We had this discussion in another thread, but NY was where the term was coined, for music that immigrants were playing, so I can't really credit NY for salsa.It's going to depend on your area... what's popular in Nashville sin't necessarily popular in Boston, London, Paris, or Hong Kong.
There's a global pop genre which is a mixture of pop music with electronica influences. People like Justin Beiber are currently charting in the US, CA, Europe, and Asia at the same time. In fact, most of the top 40 music across the globe is the same. Looking at the US, UK, and Thailand, it looks like Bruno Mars' "24k" is in the top 20 in all those areas.
Country music is on the rise in parts of the US as it's becoming less country and more pop. There's one radio channel now in Massachusetts that plays country, which there has never been in the past. Still Hip Hop, pop, and rock are the big genres here. NYC is similar, but the style of music will be slightly different.
Salsa music has not really moved much in the US in terms of popularity. Salsa music is from NYC, but it's from the 1960s, so many younger people aren't latching on to it. It's still one of the distinct styles of American music, but like jazz it's largely out of the limelight.
I guess there really isn't an answer to your question, but sites like http://www.lanet.lv/misc/charts/ can help you see what's charting in different countries. As globalized as we are, music is still very local, so everyone's going to have a fairly different answer.
Yeah, it's dance driven, and dancers usually like to have a couple of different styles. The ladies get tired of the under arm turn in Salsa.OMG! The primary basis of Salsa is Cuban Son. Many other influences over the years came together generally in the US, and (once again generally) NY,NY would have been the focal point where the term and the music Salsa originated around the late 60s - early 70s.
^Quick and dirty that.
Around here, for a good while, the local Salsa bands were throwing in more styles from other Latin American countries. Such as Merengue, Cumbia, Bachata, stuff like that too keep the crowds happy. The number of Salsa bands here has been declining for a good while so I wouldn't say that it's increasing in popularity. Yeah I know, Its the rust belt, but there used to be a pretty happening scene here in the 90s.
Sorry, didn't remember that we had talked about it before!We had this discussion in another thread
Slight variation, but Salsa really did come together in NYC, and is really a fusion of several types of Latin music from Cuba,with some other influences.We had this discussion in another thread, but NY was where the term was coined, for music that immigrants were playing, so I can't really credit NY for salsa.
Oh, eh what is popular their, and why would anyone care, anyone with any talent already left town, and went somewhere where the locals are you know. Nice!I can't speak to the history of Salsa at all, but I can tell you it isn't very popular in the inland northwest. I can't think of a single club in my area except for a multicultural center in Spokane, though there are a couple of clubs down in Boise.

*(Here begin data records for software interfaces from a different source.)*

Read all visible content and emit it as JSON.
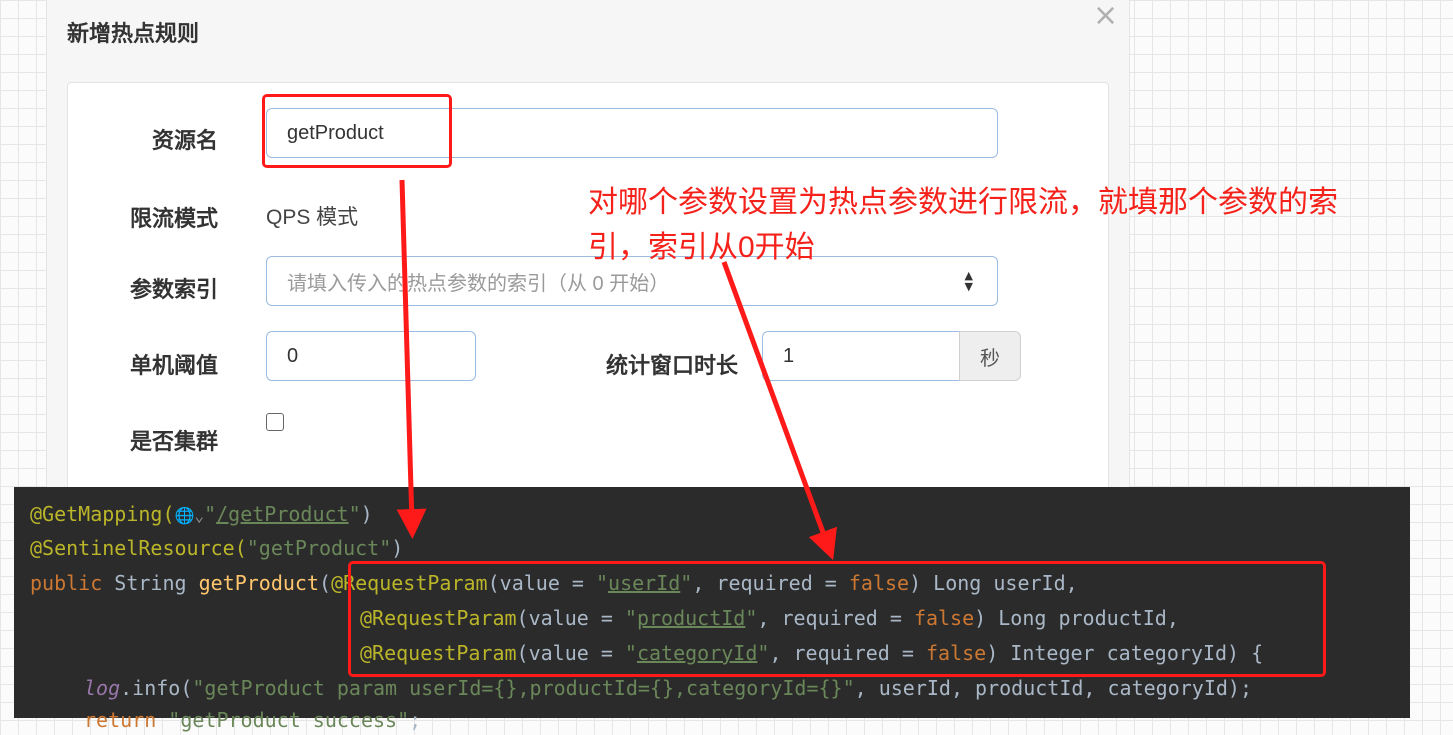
{
  "dialog": {
    "title": "新增热点规则",
    "close_glyph": "×",
    "fields": {
      "resource": {
        "label": "资源名",
        "value": "getProduct"
      },
      "mode": {
        "label": "限流模式",
        "value": "QPS 模式"
      },
      "param_index": {
        "label": "参数索引",
        "placeholder": "请填入传入的热点参数的索引（从 0 开始）"
      },
      "threshold": {
        "label": "单机阈值",
        "value": "0"
      },
      "window": {
        "label": "统计窗口时长",
        "value": "1",
        "unit": "秒"
      },
      "cluster": {
        "label": "是否集群",
        "checked": false
      }
    }
  },
  "annotation": {
    "line1": "对哪个参数设置为热点参数进行限流，就填那个参数的索",
    "line2": "引，索引从0开始",
    "color": "#f5221b"
  },
  "code": {
    "l1": {
      "ann": "@GetMapping(",
      "globe": "🌐⌄",
      "q1": "\"",
      "path": "/getProduct",
      "q2": "\"",
      "close": ")"
    },
    "l2": {
      "ann": "@SentinelResource(",
      "str": "\"getProduct\"",
      "close": ")"
    },
    "l3": {
      "kw": "public ",
      "type": "String ",
      "fn": "getProduct",
      "paren": "(",
      "ann": "@RequestParam",
      "p1": "(value = ",
      "q1": "\"",
      "name": "userId",
      "q2": "\"",
      "p2": ", required = ",
      "false": "false",
      "p3": ") Long userId,"
    },
    "l4": {
      "ann": "@RequestParam",
      "p1": "(value = ",
      "q1": "\"",
      "name": "productId",
      "q2": "\"",
      "p2": ", required = ",
      "false": "false",
      "p3": ") Long productId,"
    },
    "l5": {
      "ann": "@RequestParam",
      "p1": "(value = ",
      "q1": "\"",
      "name": "categoryId",
      "q2": "\"",
      "p2": ", required = ",
      "false": "false",
      "p3": ") Integer categoryId) {"
    },
    "l6": {
      "log": "log",
      "p1": ".info(",
      "str": "\"getProduct param userId={},productId={},categoryId={}\"",
      "p2": ", userId, productId, categoryId);"
    },
    "l7": {
      "kw": "return ",
      "str": "\"getProduct success\"",
      "p1": ";"
    }
  }
}
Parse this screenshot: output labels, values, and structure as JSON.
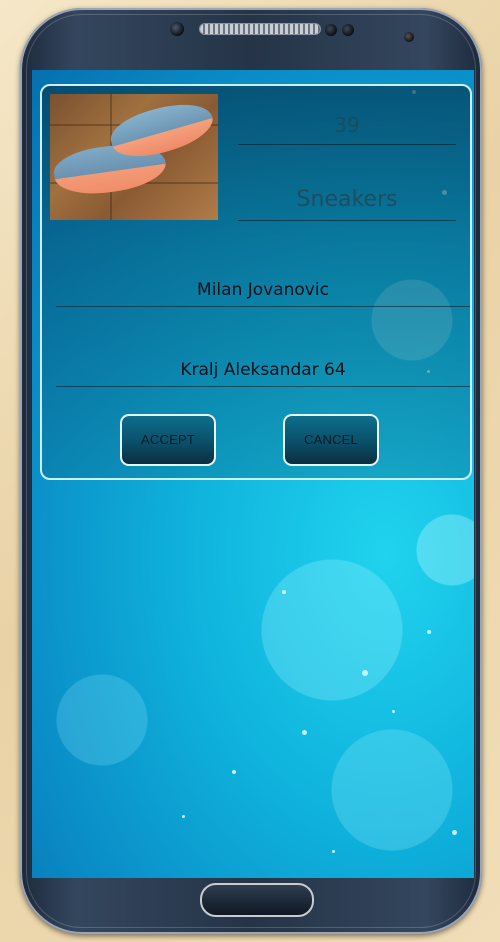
{
  "order_dialog": {
    "size_value": "39",
    "item_type": "Sneakers",
    "customer_name": "Milan Jovanovic",
    "address": "Kralj Aleksandar 64",
    "accept_label": "ACCEPT",
    "cancel_label": "CANCEL"
  }
}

I am not even sure what you said there. It sounds vaguely insulting, but your use of the language leaves that in doubt. Luckily the locals, even the talented ones, don't give a rip.Oh, eh what is popular their, and why would anyone care, anyone with any talent already left town, and went somewhere where the locals are you know. Nice!
I can't really credit NY for salsa.
I see smooth's contribution to the forum is up to his usual standard.Oh, eh what is popular their, and why would anyone care, anyone with any talent already left town, and went somewhere where the locals are you know. Nice!